START Records

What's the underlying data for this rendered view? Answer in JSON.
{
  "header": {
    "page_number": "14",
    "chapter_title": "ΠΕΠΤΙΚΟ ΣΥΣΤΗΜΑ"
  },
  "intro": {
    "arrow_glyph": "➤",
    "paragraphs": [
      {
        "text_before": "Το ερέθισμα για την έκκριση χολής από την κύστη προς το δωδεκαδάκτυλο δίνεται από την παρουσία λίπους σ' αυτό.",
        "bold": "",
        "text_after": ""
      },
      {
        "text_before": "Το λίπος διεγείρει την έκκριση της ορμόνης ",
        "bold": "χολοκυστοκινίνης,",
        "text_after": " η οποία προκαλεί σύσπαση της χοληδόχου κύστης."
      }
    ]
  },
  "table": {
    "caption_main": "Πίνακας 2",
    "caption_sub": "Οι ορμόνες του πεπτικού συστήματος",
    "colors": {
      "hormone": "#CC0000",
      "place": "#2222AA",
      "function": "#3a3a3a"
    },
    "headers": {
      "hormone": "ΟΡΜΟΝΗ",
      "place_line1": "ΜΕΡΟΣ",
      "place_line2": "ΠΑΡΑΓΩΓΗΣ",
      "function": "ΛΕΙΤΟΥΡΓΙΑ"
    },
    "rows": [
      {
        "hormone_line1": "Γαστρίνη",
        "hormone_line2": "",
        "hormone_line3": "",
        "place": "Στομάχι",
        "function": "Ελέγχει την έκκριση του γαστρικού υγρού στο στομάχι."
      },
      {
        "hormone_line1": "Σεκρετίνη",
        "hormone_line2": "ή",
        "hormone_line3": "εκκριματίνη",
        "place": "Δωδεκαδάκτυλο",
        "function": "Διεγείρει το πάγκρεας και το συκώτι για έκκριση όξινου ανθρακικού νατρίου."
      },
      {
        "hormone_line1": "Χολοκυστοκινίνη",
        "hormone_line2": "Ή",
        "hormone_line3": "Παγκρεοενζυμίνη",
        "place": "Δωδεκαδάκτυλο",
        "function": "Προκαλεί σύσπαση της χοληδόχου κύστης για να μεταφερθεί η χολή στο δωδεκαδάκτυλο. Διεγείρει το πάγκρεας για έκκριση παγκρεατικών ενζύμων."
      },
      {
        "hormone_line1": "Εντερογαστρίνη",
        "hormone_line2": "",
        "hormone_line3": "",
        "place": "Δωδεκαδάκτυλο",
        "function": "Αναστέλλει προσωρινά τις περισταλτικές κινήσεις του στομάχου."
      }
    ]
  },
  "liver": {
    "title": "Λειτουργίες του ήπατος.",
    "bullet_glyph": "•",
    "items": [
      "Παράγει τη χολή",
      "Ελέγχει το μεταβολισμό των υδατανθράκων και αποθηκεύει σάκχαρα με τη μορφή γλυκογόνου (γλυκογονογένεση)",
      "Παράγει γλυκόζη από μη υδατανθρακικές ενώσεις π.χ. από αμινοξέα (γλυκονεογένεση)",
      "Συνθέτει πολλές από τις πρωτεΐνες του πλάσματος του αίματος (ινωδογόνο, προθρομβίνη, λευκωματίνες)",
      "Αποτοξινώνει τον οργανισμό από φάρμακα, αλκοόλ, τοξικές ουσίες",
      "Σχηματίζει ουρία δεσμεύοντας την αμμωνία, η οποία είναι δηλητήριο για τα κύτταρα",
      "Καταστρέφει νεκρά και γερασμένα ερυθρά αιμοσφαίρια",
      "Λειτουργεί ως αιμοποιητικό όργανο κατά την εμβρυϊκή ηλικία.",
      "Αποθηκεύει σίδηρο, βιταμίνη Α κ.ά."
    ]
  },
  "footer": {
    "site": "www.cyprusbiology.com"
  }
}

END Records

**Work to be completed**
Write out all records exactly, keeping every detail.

**Answer space**
What's the underlying data for this rendered view? Answer in JSON.
{
  "header": {
    "page_number": "14",
    "chapter_title": "ΠΕΠΤΙΚΟ ΣΥΣΤΗΜΑ"
  },
  "intro": {
    "arrow_glyph": "➤",
    "paragraphs": [
      {
        "text_before": "Το ερέθισμα για την έκκριση χολής από την κύστη προς το δωδεκαδάκτυλο δίνεται από την παρουσία λίπους σ' αυτό.",
        "bold": "",
        "text_after": ""
      },
      {
        "text_before": "Το λίπος διεγείρει την έκκριση της ορμόνης ",
        "bold": "χολοκυστοκινίνης,",
        "text_after": " η οποία προκαλεί σύσπαση της χοληδόχου κύστης."
      }
    ]
  },
  "table": {
    "caption_main": "Πίνακας 2",
    "caption_sub": "Οι ορμόνες του πεπτικού συστήματος",
    "colors": {
      "hormone": "#CC0000",
      "place": "#2222AA",
      "function": "#3a3a3a"
    },
    "headers": {
      "hormone": "ΟΡΜΟΝΗ",
      "place_line1": "ΜΕΡΟΣ",
      "place_line2": "ΠΑΡΑΓΩΓΗΣ",
      "function": "ΛΕΙΤΟΥΡΓΙΑ"
    },
    "rows": [
      {
        "hormone_line1": "Γαστρίνη",
        "hormone_line2": "",
        "hormone_line3": "",
        "place": "Στομάχι",
        "function": "Ελέγχει την έκκριση του γαστρικού υγρού στο στομάχι."
      },
      {
        "hormone_line1": "Σεκρετίνη",
        "hormone_line2": "ή",
        "hormone_line3": "εκκριματίνη",
        "place": "Δωδεκαδάκτυλο",
        "function": "Διεγείρει το πάγκρεας και το συκώτι για έκκριση όξινου ανθρακικού νατρίου."
      },
      {
        "hormone_line1": "Χολοκυστοκινίνη",
        "hormone_line2": "Ή",
        "hormone_line3": "Παγκρεοενζυμίνη",
        "place": "Δωδεκαδάκτυλο",
        "function": "Προκαλεί σύσπαση της χοληδόχου κύστης για να μεταφερθεί η χολή στο δωδεκαδάκτυλο. Διεγείρει το πάγκρεας για έκκριση παγκρεατικών ενζύμων."
      },
      {
        "hormone_line1": "Εντερογαστρίνη",
        "hormone_line2": "",
        "hormone_line3": "",
        "place": "Δωδεκαδάκτυλο",
        "function": "Αναστέλλει προσωρινά τις περισταλτικές κινήσεις του στομάχου."
      }
    ]
  },
  "liver": {
    "title": "Λειτουργίες του ήπατος.",
    "bullet_glyph": "•",
    "items": [
      "Παράγει τη χολή",
      "Ελέγχει το μεταβολισμό των υδατανθράκων και αποθηκεύει σάκχαρα με τη μορφή γλυκογόνου (γλυκογονογένεση)",
      "Παράγει γλυκόζη από μη υδατανθρακικές ενώσεις π.χ. από αμινοξέα (γλυκονεογένεση)",
      "Συνθέτει πολλές από τις πρωτεΐνες του πλάσματος του αίματος (ινωδογόνο, προθρομβίνη, λευκωματίνες)",
      "Αποτοξινώνει τον οργανισμό από φάρμακα, αλκοόλ, τοξικές ουσίες",
      "Σχηματίζει ουρία δεσμεύοντας την αμμωνία, η οποία είναι δηλητήριο για τα κύτταρα",
      "Καταστρέφει νεκρά και γερασμένα ερυθρά αιμοσφαίρια",
      "Λειτουργεί ως αιμοποιητικό όργανο κατά την εμβρυϊκή ηλικία.",
      "Αποθηκεύει σίδηρο, βιταμίνη Α κ.ά."
    ]
  },
  "footer": {
    "site": "www.cyprusbiology.com"
  }
}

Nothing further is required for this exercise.